Source: Education Week

What’s more important to a superintendent: a math program shown to give a bigger boost to students’ math skills in the next two years or one that gives a smaller improvement but fits the district’s budget for five years? Questions like that have become steadily more common as school leaders grapple with years of shrinking budgets. Still, it can be difficult to understand the expenses that lie beneath an intervention’s sticker price or the resources that may mean the difference between a promising intervention working on paper and working in the classroom.
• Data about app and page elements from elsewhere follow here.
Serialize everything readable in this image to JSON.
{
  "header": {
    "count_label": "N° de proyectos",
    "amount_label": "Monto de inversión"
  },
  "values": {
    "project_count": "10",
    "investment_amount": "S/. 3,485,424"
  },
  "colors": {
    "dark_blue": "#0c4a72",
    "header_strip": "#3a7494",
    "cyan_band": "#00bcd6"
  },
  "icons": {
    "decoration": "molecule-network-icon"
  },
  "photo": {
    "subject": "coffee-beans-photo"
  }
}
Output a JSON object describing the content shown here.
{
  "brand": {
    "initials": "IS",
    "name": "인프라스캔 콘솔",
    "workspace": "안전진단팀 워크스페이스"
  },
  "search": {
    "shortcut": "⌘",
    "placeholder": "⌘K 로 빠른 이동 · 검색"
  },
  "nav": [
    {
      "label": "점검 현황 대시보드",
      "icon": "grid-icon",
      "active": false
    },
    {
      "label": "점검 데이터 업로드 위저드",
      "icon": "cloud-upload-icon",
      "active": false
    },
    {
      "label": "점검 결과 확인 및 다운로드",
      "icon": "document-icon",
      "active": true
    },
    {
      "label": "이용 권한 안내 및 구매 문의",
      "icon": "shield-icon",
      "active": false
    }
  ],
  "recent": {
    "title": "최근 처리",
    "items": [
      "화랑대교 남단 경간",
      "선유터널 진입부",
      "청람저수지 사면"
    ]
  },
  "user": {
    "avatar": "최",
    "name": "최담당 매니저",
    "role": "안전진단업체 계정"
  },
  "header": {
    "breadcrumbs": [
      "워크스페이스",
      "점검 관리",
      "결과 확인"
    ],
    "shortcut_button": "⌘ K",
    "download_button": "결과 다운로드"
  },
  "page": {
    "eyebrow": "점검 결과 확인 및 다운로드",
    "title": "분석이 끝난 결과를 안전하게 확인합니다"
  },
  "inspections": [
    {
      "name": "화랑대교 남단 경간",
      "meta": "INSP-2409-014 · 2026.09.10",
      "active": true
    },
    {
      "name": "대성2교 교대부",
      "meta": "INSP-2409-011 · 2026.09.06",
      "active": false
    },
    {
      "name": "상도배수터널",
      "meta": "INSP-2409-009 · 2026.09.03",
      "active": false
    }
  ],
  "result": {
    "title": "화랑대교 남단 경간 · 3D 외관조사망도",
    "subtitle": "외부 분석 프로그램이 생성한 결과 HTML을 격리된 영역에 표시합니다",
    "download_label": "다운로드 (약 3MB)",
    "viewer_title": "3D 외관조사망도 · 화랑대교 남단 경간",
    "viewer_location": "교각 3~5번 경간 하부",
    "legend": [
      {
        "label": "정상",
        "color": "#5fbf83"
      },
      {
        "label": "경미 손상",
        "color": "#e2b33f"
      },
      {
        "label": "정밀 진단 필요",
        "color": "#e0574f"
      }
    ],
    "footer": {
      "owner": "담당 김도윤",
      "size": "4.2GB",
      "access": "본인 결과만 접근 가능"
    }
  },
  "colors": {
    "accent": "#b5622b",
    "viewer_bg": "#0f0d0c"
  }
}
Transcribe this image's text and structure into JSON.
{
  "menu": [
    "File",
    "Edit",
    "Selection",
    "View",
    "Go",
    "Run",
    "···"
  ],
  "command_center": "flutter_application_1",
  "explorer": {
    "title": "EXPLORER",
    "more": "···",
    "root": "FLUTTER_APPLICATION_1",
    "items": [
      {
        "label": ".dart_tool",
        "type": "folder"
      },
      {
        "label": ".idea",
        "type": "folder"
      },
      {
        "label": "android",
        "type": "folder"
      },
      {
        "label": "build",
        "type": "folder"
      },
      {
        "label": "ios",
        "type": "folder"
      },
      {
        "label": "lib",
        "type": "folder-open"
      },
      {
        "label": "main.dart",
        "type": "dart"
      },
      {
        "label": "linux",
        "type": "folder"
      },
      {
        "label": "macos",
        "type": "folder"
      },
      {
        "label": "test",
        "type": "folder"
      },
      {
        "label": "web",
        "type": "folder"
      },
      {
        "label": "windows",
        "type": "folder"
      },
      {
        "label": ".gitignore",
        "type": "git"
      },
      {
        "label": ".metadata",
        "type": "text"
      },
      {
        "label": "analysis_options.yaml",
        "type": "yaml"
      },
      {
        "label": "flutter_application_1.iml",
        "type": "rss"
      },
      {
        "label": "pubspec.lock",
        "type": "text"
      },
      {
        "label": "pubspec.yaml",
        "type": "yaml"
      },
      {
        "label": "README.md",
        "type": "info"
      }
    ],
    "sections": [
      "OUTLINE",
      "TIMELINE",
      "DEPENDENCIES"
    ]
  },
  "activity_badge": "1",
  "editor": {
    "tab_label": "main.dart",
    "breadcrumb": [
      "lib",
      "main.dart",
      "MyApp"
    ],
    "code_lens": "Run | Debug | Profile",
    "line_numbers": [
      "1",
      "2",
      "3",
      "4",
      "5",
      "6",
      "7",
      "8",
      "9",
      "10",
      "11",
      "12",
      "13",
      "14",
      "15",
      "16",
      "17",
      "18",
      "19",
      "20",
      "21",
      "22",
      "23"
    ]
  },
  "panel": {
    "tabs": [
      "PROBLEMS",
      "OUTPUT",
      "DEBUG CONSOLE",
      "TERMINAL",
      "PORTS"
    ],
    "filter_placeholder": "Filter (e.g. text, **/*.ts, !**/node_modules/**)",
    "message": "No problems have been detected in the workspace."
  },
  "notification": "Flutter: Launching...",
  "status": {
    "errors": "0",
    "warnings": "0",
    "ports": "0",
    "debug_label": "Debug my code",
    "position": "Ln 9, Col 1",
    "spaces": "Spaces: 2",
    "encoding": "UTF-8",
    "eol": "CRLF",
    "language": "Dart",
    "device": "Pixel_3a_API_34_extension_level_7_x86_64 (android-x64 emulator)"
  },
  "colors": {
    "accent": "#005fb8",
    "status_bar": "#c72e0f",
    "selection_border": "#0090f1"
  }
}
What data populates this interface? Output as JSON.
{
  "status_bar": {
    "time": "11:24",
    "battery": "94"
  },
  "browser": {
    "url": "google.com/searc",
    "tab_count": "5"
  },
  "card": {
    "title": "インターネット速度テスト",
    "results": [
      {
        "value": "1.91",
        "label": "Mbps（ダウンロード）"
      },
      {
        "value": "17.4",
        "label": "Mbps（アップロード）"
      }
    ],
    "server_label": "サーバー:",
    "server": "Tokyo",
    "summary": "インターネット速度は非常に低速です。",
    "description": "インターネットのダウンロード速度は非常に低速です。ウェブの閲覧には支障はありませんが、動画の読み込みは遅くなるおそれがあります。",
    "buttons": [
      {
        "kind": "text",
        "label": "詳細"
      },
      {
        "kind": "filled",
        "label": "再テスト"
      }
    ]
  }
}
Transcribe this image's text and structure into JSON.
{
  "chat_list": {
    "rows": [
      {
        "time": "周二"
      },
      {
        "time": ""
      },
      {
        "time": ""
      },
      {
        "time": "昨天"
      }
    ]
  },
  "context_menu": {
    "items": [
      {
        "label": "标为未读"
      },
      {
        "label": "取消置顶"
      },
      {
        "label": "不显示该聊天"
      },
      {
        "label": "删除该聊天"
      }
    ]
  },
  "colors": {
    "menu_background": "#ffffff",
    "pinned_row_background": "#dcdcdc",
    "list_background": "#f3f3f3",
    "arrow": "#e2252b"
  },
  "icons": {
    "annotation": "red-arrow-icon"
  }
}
That’s why foundations, policymakers, and even the U.S. Department of Education’s research agency are pushing for more tools and research to help educators understand the costs of education programs.